• _GOAL OF THE EXERCISE_:
Copy every line that holds the string "PivotTable" from the data below.

• _Data items_:
┌────────
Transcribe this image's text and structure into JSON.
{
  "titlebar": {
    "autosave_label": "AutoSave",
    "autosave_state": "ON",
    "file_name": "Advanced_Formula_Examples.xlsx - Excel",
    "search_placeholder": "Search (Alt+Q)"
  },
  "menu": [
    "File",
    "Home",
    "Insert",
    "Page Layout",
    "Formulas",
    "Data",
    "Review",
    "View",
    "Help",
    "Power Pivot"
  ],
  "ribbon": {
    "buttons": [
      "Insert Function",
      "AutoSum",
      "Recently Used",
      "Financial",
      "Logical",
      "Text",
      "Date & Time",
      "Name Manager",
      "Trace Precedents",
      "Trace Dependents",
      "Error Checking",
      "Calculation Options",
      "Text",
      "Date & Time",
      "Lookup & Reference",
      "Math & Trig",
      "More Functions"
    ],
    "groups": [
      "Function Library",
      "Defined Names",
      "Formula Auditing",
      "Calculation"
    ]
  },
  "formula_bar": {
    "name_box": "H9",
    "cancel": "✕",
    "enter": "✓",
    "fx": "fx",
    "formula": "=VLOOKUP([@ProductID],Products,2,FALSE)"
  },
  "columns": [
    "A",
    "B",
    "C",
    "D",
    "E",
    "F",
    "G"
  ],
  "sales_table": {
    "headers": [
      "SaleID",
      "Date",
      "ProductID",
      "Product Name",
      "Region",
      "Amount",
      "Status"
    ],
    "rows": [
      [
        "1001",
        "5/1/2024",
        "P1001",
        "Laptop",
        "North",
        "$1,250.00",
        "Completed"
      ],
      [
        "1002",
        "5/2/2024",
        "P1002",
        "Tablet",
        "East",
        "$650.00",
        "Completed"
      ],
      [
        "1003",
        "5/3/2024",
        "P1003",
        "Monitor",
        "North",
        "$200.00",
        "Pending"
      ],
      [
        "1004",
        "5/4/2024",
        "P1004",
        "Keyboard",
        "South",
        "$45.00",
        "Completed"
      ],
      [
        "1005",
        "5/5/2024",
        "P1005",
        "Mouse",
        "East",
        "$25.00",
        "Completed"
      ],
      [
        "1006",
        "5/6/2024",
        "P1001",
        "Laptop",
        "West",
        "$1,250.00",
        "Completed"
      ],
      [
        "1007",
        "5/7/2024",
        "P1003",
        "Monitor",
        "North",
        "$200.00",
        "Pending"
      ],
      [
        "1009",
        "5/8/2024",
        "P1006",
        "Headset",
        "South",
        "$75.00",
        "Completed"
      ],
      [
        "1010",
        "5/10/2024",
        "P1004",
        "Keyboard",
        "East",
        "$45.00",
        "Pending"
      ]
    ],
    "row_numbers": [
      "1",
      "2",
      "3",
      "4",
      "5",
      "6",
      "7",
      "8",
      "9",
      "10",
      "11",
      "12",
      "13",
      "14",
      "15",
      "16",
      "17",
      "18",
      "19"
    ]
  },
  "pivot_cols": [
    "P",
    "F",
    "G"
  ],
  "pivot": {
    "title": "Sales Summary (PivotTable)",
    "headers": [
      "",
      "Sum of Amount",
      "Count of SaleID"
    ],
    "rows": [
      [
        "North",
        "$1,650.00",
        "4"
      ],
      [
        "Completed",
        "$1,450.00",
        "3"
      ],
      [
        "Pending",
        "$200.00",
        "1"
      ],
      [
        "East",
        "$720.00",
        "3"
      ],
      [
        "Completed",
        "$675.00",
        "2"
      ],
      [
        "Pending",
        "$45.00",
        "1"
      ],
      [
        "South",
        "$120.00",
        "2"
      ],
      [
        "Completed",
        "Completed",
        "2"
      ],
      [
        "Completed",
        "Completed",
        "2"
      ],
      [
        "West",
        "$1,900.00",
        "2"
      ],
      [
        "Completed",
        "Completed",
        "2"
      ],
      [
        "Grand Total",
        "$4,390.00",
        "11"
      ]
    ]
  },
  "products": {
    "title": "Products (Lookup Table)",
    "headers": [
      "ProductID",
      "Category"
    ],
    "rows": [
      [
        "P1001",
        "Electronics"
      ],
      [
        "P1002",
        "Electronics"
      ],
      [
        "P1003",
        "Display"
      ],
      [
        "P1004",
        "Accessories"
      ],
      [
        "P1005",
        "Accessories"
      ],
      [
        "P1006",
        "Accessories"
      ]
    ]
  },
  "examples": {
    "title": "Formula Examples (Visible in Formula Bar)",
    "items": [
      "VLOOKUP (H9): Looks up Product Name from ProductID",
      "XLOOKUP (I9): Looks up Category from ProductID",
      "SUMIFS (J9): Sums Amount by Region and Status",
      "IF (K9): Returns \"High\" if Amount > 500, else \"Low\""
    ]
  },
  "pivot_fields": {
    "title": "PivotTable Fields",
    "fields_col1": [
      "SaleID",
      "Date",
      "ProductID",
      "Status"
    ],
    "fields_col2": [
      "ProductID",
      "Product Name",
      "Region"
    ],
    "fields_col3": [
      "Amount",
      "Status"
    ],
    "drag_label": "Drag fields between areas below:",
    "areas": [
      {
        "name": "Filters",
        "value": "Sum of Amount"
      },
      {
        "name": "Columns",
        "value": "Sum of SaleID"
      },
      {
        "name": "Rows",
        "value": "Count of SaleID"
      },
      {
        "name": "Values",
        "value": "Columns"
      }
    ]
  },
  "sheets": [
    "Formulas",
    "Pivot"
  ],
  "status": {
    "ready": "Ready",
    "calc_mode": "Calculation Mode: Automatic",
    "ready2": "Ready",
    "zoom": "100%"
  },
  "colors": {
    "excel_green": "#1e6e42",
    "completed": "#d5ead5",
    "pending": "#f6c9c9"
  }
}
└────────
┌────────
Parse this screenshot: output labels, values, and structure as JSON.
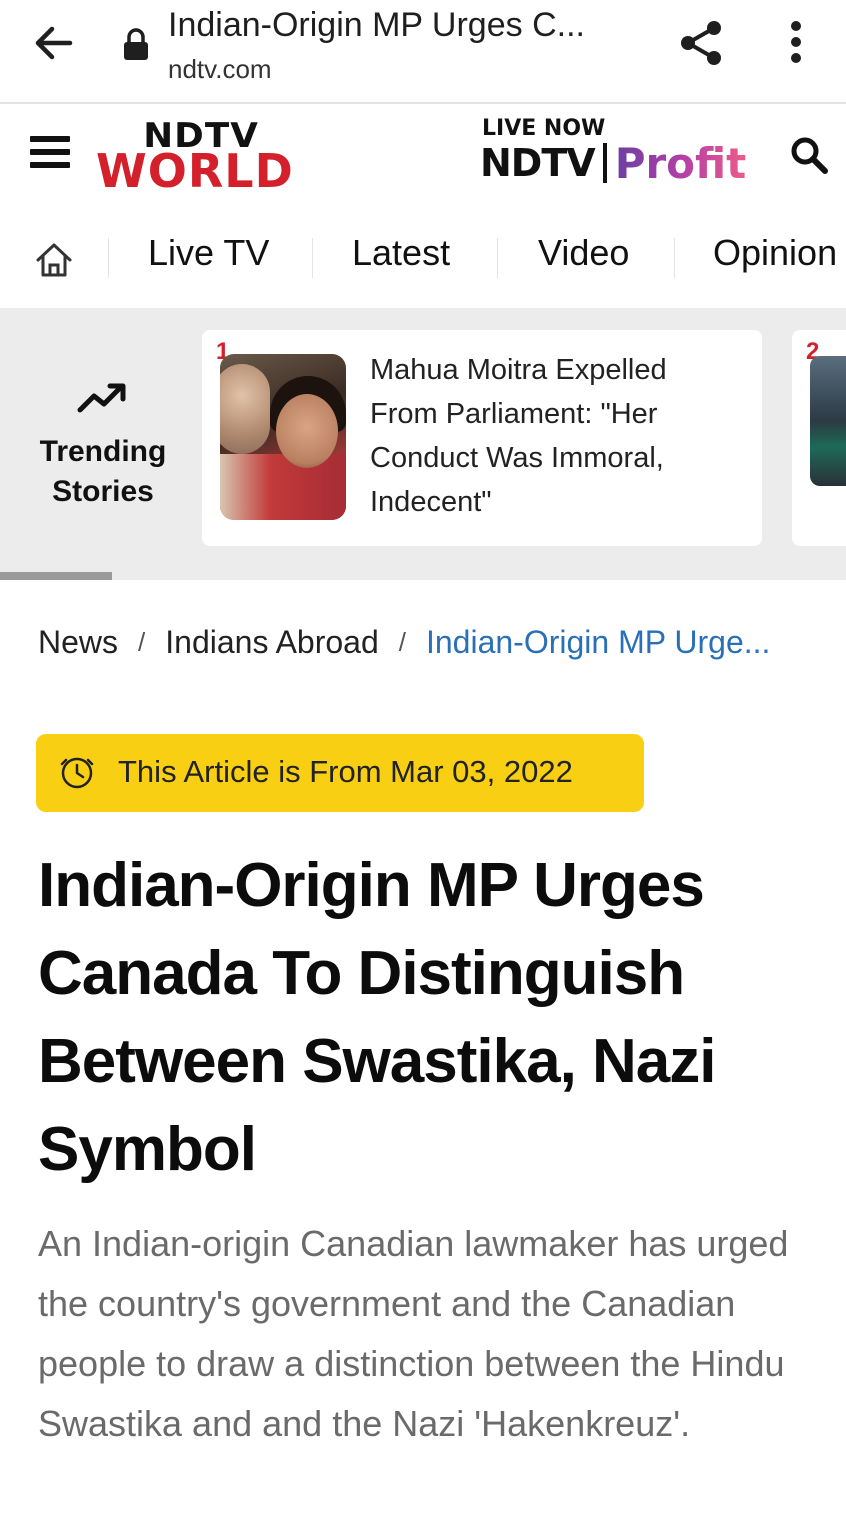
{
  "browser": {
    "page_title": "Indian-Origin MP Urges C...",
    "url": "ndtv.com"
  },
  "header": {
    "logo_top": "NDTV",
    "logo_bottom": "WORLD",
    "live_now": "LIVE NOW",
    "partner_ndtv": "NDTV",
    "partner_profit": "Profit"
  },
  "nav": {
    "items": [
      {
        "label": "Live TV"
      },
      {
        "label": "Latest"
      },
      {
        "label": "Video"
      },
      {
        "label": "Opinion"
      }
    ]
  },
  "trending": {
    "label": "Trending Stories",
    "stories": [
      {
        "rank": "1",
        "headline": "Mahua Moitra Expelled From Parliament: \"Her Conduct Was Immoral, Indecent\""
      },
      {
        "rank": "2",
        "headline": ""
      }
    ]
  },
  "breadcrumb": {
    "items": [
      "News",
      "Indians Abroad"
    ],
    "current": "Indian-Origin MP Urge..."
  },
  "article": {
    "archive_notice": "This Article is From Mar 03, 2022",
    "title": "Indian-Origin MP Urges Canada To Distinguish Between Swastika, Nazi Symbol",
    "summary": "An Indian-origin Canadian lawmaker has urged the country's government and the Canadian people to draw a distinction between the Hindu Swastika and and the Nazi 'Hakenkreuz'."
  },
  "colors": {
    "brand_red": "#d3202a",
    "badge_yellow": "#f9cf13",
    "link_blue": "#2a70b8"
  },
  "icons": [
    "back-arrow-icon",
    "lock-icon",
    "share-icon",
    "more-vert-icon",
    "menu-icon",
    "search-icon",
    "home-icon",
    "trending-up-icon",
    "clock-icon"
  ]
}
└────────
• _FINISHED EXERCISE_:
    "title": "Sales Summary (PivotTable)",
    "title": "PivotTable Fields",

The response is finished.